Throughout pharmacy school, fourth-year student Eesha Patel has formed and deepened connections in Southern India. As she has helped learn from and improve healthcare there—through patient care, and research and other projects—she has grown in leaps and bounds.
When Patel was in her first year as a Doctor of Pharmacy (PharmD) student, she and others in her class got an email from Clinical Associate Professor and Director of International Student Activities Jeanine Abrons. A progressive nonprofit health organization based in Mysuru, India—the Swami Vivekananda Youth Movement (SVYM)—was looking for interns through a partnership of over 25 years with the University of Iowa and Global Health Studies Program.
“I got super excited,” Patel said. “The organization seemed perfect. … It seemed like what they did was big.” She reached out to Abrons—as did then-P2 Ashleigh Wallace-Lacey—and the two ended up securing grants to travel to India for eight weeks that summer to work with the organization.
After graduation, [Eesha will] be able to apply the global health concepts, and this cultural awareness and sensitivity to patients, to patients she’ll see in the emergency room or wherever she ends up practicing.”
This school year, she mentored and helped develop four undergraduate students who were doing the same internship program—through the UI Global Health Studies Program—and traveled back for five weeks with them and Abrons. As part of an Elective Academic Advanced Pharmacy Practice Experience (APPE), she researched the role of pharmacists in the country as well as how to expand pain and palliative care through SVYM. She also acted as a resource for the younger students.
In addition, she worked directly with Abrons—as part of her individualized coursework—on questions of how to best prepare future pharmacy students for experiences in India as well as other global experiences. Abrons, for her part, was in India last summer in her role as UI College of Pharmacy representative for the Global Health Steering Committee. The two also visited an Indian College of Pharmacy—Sarada Vilas College of Pharmacy—together.
“The first time Eesha went to India, I kept in touch with her over WhatsApp or Skype. I saw her academic growth,” Abrons said. “But this time, I was able actually to witness her working there. I could see her greater maturity and the connections that she had made to people and specific locations. Being there helped me see firsthand how highly motivated she is to make an impact.”Patel spent the majority of her time in India in the tribal village of Sargur, which is home to an accessible, secondary care hospital system where she helped care for patients. She also spent time on a mobile health unit—a physician and pharmacy on wheels—that could reach remote areas. “Sometimes, we’d have to walk a half-mile or so, especially in the monsoon season when it was raining,” said Patel.

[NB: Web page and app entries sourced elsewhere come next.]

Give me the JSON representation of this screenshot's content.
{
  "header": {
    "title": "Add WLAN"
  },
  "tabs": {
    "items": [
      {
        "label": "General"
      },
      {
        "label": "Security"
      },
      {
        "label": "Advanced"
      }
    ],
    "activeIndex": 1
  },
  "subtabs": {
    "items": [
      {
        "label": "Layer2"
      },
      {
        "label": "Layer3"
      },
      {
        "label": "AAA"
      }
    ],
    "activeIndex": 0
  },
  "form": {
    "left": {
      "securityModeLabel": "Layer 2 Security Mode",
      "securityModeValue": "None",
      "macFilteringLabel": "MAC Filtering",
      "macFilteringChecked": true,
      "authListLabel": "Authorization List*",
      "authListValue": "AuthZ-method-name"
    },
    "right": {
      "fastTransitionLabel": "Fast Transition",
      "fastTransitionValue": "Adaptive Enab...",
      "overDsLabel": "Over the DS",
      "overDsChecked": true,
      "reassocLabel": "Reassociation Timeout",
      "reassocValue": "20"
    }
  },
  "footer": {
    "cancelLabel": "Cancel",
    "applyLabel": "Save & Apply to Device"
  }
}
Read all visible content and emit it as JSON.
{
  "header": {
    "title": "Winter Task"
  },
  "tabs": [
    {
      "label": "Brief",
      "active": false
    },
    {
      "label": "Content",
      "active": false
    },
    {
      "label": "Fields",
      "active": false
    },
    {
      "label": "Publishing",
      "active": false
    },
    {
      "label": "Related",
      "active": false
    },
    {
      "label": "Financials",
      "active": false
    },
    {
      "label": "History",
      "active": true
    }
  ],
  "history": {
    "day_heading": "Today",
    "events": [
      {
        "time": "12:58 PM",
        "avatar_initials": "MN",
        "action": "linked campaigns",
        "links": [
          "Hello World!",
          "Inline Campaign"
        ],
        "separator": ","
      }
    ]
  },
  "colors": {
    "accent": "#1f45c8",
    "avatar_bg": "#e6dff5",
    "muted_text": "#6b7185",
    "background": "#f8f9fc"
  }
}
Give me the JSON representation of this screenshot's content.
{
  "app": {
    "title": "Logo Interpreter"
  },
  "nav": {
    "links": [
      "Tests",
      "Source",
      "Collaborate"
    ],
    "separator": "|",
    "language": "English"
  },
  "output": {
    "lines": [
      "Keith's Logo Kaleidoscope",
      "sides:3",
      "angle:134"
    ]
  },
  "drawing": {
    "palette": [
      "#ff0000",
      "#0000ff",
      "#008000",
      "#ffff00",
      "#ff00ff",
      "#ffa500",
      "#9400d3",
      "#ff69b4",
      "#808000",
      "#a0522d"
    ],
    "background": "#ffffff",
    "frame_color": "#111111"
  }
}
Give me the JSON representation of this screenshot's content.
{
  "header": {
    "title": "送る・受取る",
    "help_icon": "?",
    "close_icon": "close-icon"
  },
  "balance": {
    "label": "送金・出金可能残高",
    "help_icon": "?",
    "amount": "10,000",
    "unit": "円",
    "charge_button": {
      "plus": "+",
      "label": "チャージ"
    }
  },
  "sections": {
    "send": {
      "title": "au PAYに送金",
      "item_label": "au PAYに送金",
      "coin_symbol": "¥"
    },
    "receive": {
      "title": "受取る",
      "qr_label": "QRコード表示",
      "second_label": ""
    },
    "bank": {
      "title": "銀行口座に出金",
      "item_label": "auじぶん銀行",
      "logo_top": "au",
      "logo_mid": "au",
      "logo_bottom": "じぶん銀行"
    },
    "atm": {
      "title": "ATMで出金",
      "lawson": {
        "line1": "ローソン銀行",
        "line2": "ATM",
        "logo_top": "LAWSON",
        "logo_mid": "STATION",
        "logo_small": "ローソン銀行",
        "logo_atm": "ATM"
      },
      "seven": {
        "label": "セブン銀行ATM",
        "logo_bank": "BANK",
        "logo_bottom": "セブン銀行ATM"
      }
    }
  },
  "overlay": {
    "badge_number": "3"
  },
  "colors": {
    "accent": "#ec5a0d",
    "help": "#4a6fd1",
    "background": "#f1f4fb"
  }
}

Her 2019 trip focused on teaching, pharmacy, and to learn about the country’s academic training system.
Patel’s major research project was to look into the roles of Indian pharmacists. There was a big difference between the care provided by a typical community pharmacist there—who often has less education than in the United States but can give medicine without a prescription; and the care through their SVYM-affiliated peers, she said.
“The pharmacists and physicians that worked through SVYM had a much different dynamic with patients,” Patel said. “The organization does an amazing job of delivering accessible healthcare to patients. It’s a great model for accessibility because a lot of people in India cannot afford healthcare. I am humbled to have had the chance to work with and learn from this institution that’s helping with accessibility, with education, and with awareness and healthcare.”
Aside from the challenges related to access to medications, people in India are more likely to distrust Western or allopathic medicine, Patel said. “There, many people try to do self-care and other modes of care first,” she added. “My views on healthcare changed after my experiences there because I realized it’s not just about the knowledge. It’s about providing the whole picture. It has to be accessible. It has to be understandable for the patient..”
“I learned what patient-centered care is firsthand.”
Abrons noted that that global experiences such as Eesha’s experience in India can provide the type of insight that is directly applicable to students to enhance the care students provide in the States.
“Whatever Eesha does after graduation, she will provide better care to her patients here for having had these experiences,” said Abrons. “She’ll be able to apply the global health concepts, and this cultural awareness and sensitivity to patients, to patients she’ll see in the emergency room or wherever she ends up practicing.”
Patel also taught professionals and community members CPR in India, after becoming certified here and inspired Abrons to become a certified CPR instructor as well.